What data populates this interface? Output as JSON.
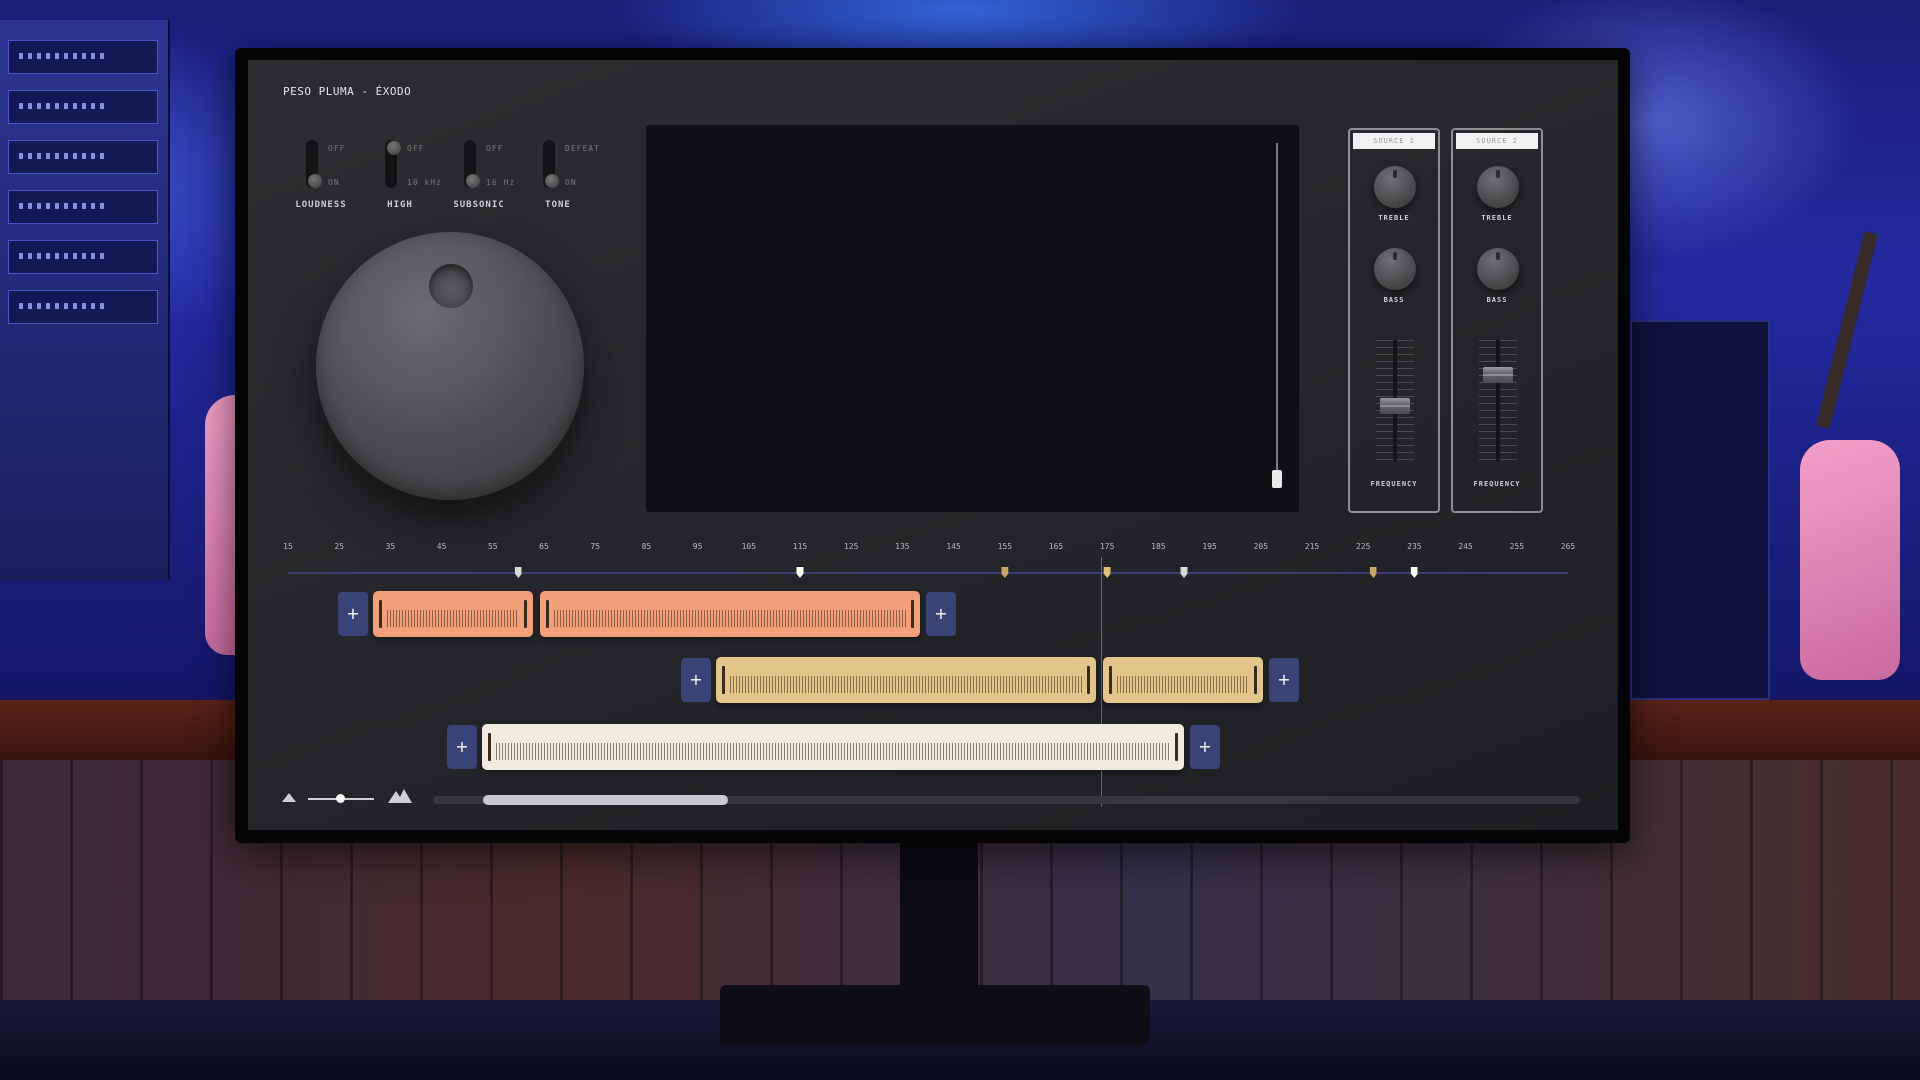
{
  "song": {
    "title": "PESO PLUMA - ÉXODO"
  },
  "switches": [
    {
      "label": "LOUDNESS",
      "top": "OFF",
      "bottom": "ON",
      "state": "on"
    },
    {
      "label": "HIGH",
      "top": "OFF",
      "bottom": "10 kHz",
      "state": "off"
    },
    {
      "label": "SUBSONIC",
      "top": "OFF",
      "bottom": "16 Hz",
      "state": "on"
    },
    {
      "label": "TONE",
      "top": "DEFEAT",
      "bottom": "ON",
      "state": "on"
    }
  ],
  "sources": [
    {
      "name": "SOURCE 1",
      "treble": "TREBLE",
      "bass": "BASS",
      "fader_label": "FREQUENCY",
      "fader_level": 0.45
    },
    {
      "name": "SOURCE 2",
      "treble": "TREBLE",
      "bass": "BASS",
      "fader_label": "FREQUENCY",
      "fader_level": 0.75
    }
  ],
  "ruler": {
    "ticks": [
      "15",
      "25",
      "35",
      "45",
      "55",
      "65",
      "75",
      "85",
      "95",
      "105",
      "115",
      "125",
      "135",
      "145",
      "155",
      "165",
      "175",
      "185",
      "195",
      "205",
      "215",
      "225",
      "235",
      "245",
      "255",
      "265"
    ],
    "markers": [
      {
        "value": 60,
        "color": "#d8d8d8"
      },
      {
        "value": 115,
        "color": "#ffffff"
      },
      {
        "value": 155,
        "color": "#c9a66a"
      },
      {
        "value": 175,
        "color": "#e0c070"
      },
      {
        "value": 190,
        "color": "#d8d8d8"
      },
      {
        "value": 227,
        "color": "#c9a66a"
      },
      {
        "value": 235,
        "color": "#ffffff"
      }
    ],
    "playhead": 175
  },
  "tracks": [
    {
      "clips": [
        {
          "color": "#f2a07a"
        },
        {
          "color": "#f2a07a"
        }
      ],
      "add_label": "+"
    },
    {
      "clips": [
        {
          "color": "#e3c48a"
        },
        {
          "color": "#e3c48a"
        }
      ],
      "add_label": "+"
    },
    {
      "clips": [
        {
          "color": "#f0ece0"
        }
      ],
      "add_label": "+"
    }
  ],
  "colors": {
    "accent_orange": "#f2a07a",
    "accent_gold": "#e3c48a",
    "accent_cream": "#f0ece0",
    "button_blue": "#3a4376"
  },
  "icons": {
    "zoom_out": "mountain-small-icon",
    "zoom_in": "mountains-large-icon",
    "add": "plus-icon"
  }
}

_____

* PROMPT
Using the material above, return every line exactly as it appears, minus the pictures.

* RESPONSE FOR THIS EXERCISE
What data populates this interface? Output as JSON.
{
  "song": {
    "title": "PESO PLUMA - ÉXODO"
  },
  "switches": [
    {
      "label": "LOUDNESS",
      "top": "OFF",
      "bottom": "ON",
      "state": "on"
    },
    {
      "label": "HIGH",
      "top": "OFF",
      "bottom": "10 kHz",
      "state": "off"
    },
    {
      "label": "SUBSONIC",
      "top": "OFF",
      "bottom": "16 Hz",
      "state": "on"
    },
    {
      "label": "TONE",
      "top": "DEFEAT",
      "bottom": "ON",
      "state": "on"
    }
  ],
  "sources": [
    {
      "name": "SOURCE 1",
      "treble": "TREBLE",
      "bass": "BASS",
      "fader_label": "FREQUENCY",
      "fader_level": 0.45
    },
    {
      "name": "SOURCE 2",
      "treble": "TREBLE",
      "bass": "BASS",
      "fader_label": "FREQUENCY",
      "fader_level": 0.75
    }
  ],
  "ruler": {
    "ticks": [
      "15",
      "25",
      "35",
      "45",
      "55",
      "65",
      "75",
      "85",
      "95",
      "105",
      "115",
      "125",
      "135",
      "145",
      "155",
      "165",
      "175",
      "185",
      "195",
      "205",
      "215",
      "225",
      "235",
      "245",
      "255",
      "265"
    ],
    "markers": [
      {
        "value": 60,
        "color": "#d8d8d8"
      },
      {
        "value": 115,
        "color": "#ffffff"
      },
      {
        "value": 155,
        "color": "#c9a66a"
      },
      {
        "value": 175,
        "color": "#e0c070"
      },
      {
        "value": 190,
        "color": "#d8d8d8"
      },
      {
        "value": 227,
        "color": "#c9a66a"
      },
      {
        "value": 235,
        "color": "#ffffff"
      }
    ],
    "playhead": 175
  },
  "tracks": [
    {
      "clips": [
        {
          "color": "#f2a07a"
        },
        {
          "color": "#f2a07a"
        }
      ],
      "add_label": "+"
    },
    {
      "clips": [
        {
          "color": "#e3c48a"
        },
        {
          "color": "#e3c48a"
        }
      ],
      "add_label": "+"
    },
    {
      "clips": [
        {
          "color": "#f0ece0"
        }
      ],
      "add_label": "+"
    }
  ],
  "colors": {
    "accent_orange": "#f2a07a",
    "accent_gold": "#e3c48a",
    "accent_cream": "#f0ece0",
    "button_blue": "#3a4376"
  },
  "icons": {
    "zoom_out": "mountain-small-icon",
    "zoom_in": "mountains-large-icon",
    "add": "plus-icon"
  }
}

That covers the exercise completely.